Vampires are one example of that. Werewolves are another. Both have been frequently re-used and re-invented over the last few decades. I don’t even need to list any titles. The best writers come up with new angles, like Jandar Sunstar in The Forgotten Realms – an elven vampire who actively and successfully fights his vampiric compulsions to the extent a vampire hunter ends up badly misjudging him. Or the vampires in Sanctuary who actually bear little resemblance at all to the popular tropes (and it is such a delight seeing Jonathon Young portray a vampiric Nikola Tesla). The more average ones either disappear with little trace, or come in for considerable amounts of ridicule. Twilight‘s sparkling vampires are a good example.
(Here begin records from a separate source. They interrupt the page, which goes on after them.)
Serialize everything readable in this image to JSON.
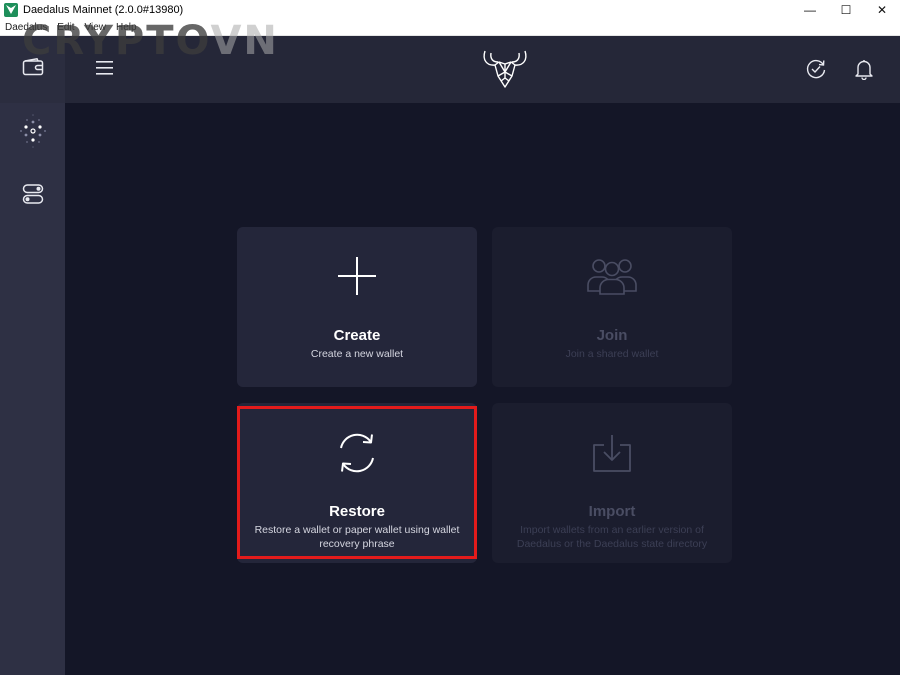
{
  "window": {
    "title": "Daedalus Mainnet (2.0.0#13980)",
    "minimize_glyph": "—",
    "maximize_glyph": "☐",
    "close_glyph": "✕"
  },
  "menu": [
    "Daedalus",
    "Edit",
    "View",
    "Help"
  ],
  "watermark": {
    "part1": "CRYPTO",
    "part2": "VN"
  },
  "sidebar": {
    "items": [
      {
        "icon": "wallet-icon"
      },
      {
        "icon": "cardano-network-icon"
      },
      {
        "icon": "settings-toggle-icon"
      }
    ]
  },
  "topbar": {
    "icons": [
      "hamburger-icon",
      "daedalus-logo",
      "sync-icon",
      "bell-icon"
    ]
  },
  "cards": [
    {
      "id": "create",
      "title": "Create",
      "description": "Create a new wallet",
      "icon": "plus-icon",
      "enabled": true
    },
    {
      "id": "join",
      "title": "Join",
      "description": "Join a shared wallet",
      "icon": "users-icon",
      "enabled": false
    },
    {
      "id": "restore",
      "title": "Restore",
      "description": "Restore a wallet or paper wallet using wallet recovery phrase",
      "icon": "restore-icon",
      "enabled": true,
      "highlighted": true
    },
    {
      "id": "import",
      "title": "Import",
      "description": "Import wallets from an earlier version of Daedalus or the Daedalus state directory",
      "icon": "import-icon",
      "enabled": false
    }
  ],
  "colors": {
    "background": "#141627",
    "sidebar": "#2e3044",
    "topbar": "#252738",
    "card": "#24263a",
    "highlight": "#e31b1b"
  }
}
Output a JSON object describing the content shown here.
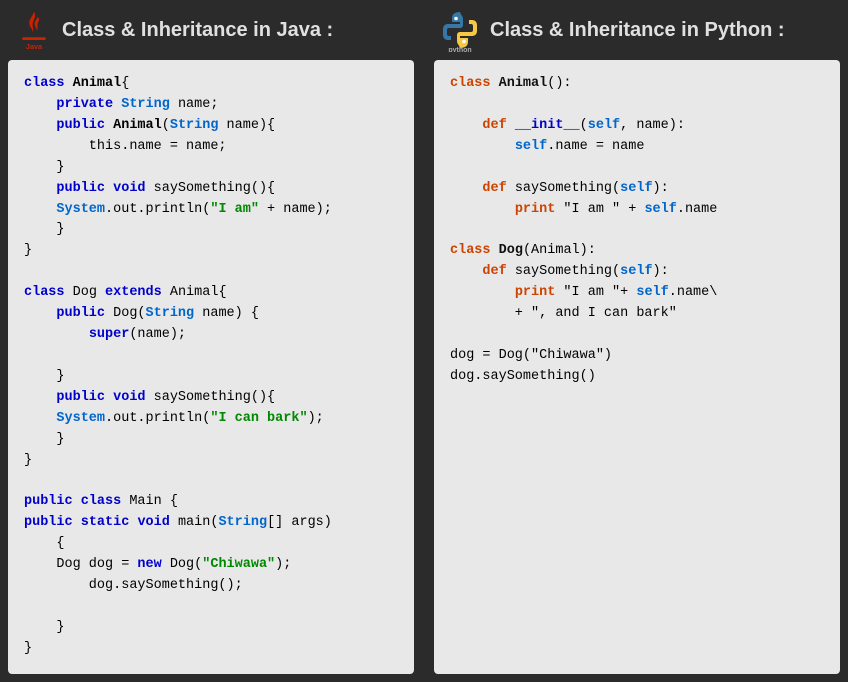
{
  "header": {
    "java_title": "Class & Inheritance in Java :",
    "python_title": "Class & Inheritance in Python :"
  },
  "java_code": {
    "lines": [
      "class Animal{",
      "    private String name;",
      "    public Animal(String name){",
      "        this.name = name;",
      "    }",
      "    public void saySomething(){",
      "    System.out.println(\"I am\" + name);",
      "    }",
      "}",
      "",
      "class Dog extends Animal{",
      "    public Dog(String name) {",
      "        super(name);",
      "",
      "    }",
      "    public void saySomething(){",
      "    System.out.println(\"I can bark\");",
      "    }",
      "}",
      "",
      "public class Main {",
      "public static void main(String[] args)",
      "    {",
      "    Dog dog = new Dog(\"Chiwawa\");",
      "        dog.saySomething();",
      "",
      "    }",
      "}"
    ]
  },
  "python_code": {
    "lines": [
      "class Animal():",
      "",
      "    def __init__(self, name):",
      "        self.name = name",
      "",
      "    def saySomething(self):",
      "        print \"I am \" + self.name",
      "",
      "class Dog(Animal):",
      "    def saySomething(self):",
      "        print \"I am \"+ self.name\\",
      "        + \", and I can bark\"",
      "",
      "dog = Dog(\"Chiwawa\")",
      "dog.saySomething()"
    ]
  }
}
But there is originality, too. I think it’s hugely underplayed how interesting it is that J. K. Rowling put werewolves into the world of Harry Potter, but not vampires. Then again, the traditional image of werewolves makes sense in the wizarding world: it that already has oodles of potions, shape-shifting magic and fantastical beasts so werewolves and the wolfsbane potion are a perfect fit. But vampires are not. The world of Harry Potter is very clear about how its death tropes work. It takes rare and powerful magic to do anything with the dead – and this is crucial to the bigger story. Vampires would strongly upset that. They would, in fact, compete with Voldemort who is, by both design and necessity, thoroughly unique in the wizarding world.
There have been many articles about why we like vampires in our stories. These vary from nearly unstoppable villains with insatiable bloodlust, to highly intelligent players of games who can only be defeated by their own rules (e.g. Count Magpyr in Pratchett’s Carpe Jugulum), to tortured souls of forbidden love (Angel in Buffy). We like them trying to be human because otherwise they’re alien and we have lots of space tropes for that now.
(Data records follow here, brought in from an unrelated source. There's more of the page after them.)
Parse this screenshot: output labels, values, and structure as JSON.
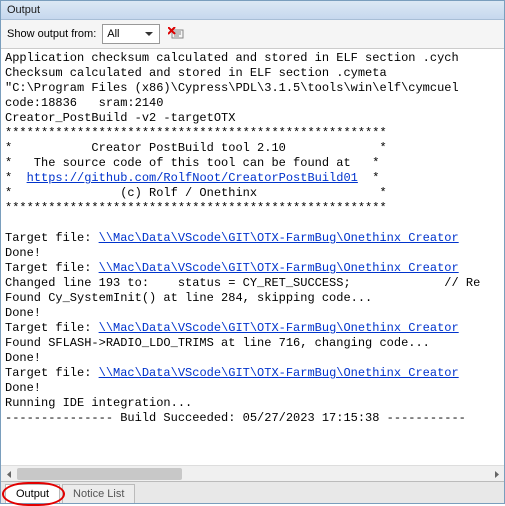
{
  "window": {
    "title": "Output"
  },
  "toolbar": {
    "label": "Show output from:",
    "dropdown_value": "All"
  },
  "logs": {
    "lines": [
      {
        "t": "Application checksum calculated and stored in ELF section .cych"
      },
      {
        "t": "Checksum calculated and stored in ELF section .cymeta"
      },
      {
        "t": "\"C:\\Program Files (x86)\\Cypress\\PDL\\3.1.5\\tools\\win\\elf\\cymcuel"
      },
      {
        "t": "code:18836   sram:2140"
      },
      {
        "t": "Creator_PostBuild -v2 -targetOTX"
      },
      {
        "t": "*****************************************************"
      },
      {
        "t": "*           Creator PostBuild tool 2.10             *"
      },
      {
        "pre": "*   The source code of this tool can be found at   *"
      },
      {
        "pre": "*  ",
        "link": "https://github.com/RolfNoot/CreatorPostBuild01",
        "post": "  *"
      },
      {
        "t": "*               (c) Rolf / Onethinx                 *"
      },
      {
        "t": "*****************************************************"
      },
      {
        "t": ""
      },
      {
        "pre": "Target file: ",
        "link": "\\\\Mac\\Data\\VScode\\GIT\\OTX-FarmBug\\Onethinx Creator"
      },
      {
        "t": "Done!"
      },
      {
        "pre": "Target file: ",
        "link": "\\\\Mac\\Data\\VScode\\GIT\\OTX-FarmBug\\Onethinx Creator"
      },
      {
        "t": "Changed line 193 to:    status = CY_RET_SUCCESS;             // Re"
      },
      {
        "t": "Found Cy_SystemInit() at line 284, skipping code..."
      },
      {
        "t": "Done!"
      },
      {
        "pre": "Target file: ",
        "link": "\\\\Mac\\Data\\VScode\\GIT\\OTX-FarmBug\\Onethinx Creator"
      },
      {
        "t": "Found SFLASH->RADIO_LDO_TRIMS at line 716, changing code..."
      },
      {
        "t": "Done!"
      },
      {
        "pre": "Target file: ",
        "link": "\\\\Mac\\Data\\VScode\\GIT\\OTX-FarmBug\\Onethinx Creator"
      },
      {
        "t": "Done!"
      },
      {
        "t": "Running IDE integration..."
      },
      {
        "t": "--------------- Build Succeeded: 05/27/2023 17:15:38 -----------"
      },
      {
        "t": ""
      }
    ]
  },
  "tabs": {
    "items": [
      {
        "label": "Output",
        "active": true,
        "highlighted": true
      },
      {
        "label": "Notice List",
        "active": false,
        "highlighted": false
      }
    ]
  }
}
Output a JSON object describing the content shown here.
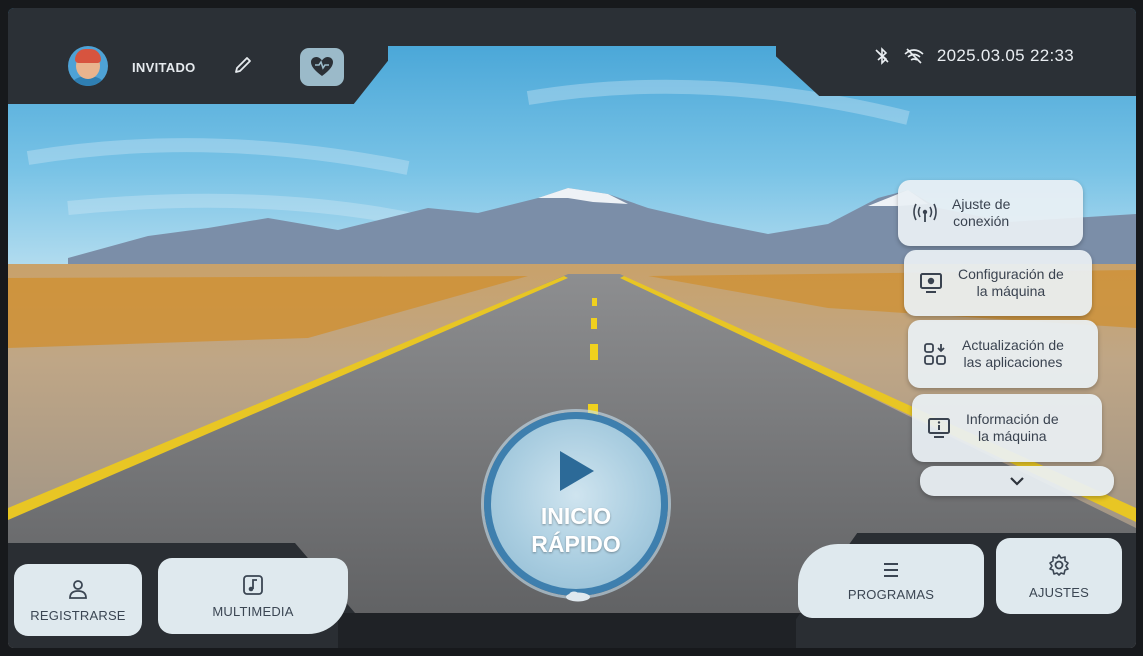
{
  "user": {
    "name": "INVITADO"
  },
  "status": {
    "clock": "2025.03.05 22:33"
  },
  "settings_menu": {
    "items": [
      {
        "label": "Ajuste de conexión",
        "line1": "Ajuste de",
        "line2": "conexión",
        "icon": "antenna-icon"
      },
      {
        "label": "Configuración de la máquina",
        "line1": "Configuración de",
        "line2": "la máquina",
        "icon": "monitor-gear-icon"
      },
      {
        "label": "Actualización de las aplicaciones",
        "line1": "Actualización de",
        "line2": "las aplicaciones",
        "icon": "apps-download-icon"
      },
      {
        "label": "Información de la máquina",
        "line1": "Información de",
        "line2": "la máquina",
        "icon": "monitor-info-icon"
      }
    ],
    "more_icon": "chevron-down-icon"
  },
  "quick_start": {
    "line1": "INICIO",
    "line2": "RÁPIDO"
  },
  "bottom": {
    "register_label": "REGISTRARSE",
    "multimedia_label": "MULTIMEDIA",
    "programs_label": "PROGRAMAS",
    "settings_label": "AJUSTES"
  },
  "colors": {
    "panel": "#2b3036",
    "card": "#e9f0f4",
    "accent_ring": "#3e7fae",
    "heart_button": "#9bbac9"
  }
}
Werewolves are similar but different. Traditionally, vampires should not have a pulse (which should also deny procreation, a fact sometimes forgotten!). Werewolves, though, do. Whilst vampires were conventionally portrayed as un-remittingly undead and inhuman, werewolves are actually more-or-less human most of the time. The link with the full moon also links to another monthly event close to our human bodies – one that males have historically not understood very well, either.
I prefer werewolves, partly because I feel vampires are too high-profile at the moment. Sergeant Angua in the Ankh-Morpork City Watch in Terry Pratchett’s Discworld is the sort of werewolf I like. It defines her to some extent, but she has also made it work for her. More importantly, her human-ness is still there and still running the show. In one sense, this is an on going battle, but in another sense it’s a battle she has won. And that’s a story.
Human battles. Writing has to have human battles for the reader to connect with. I think werewolves just do the human battles that better than vampires. That’s why we like them.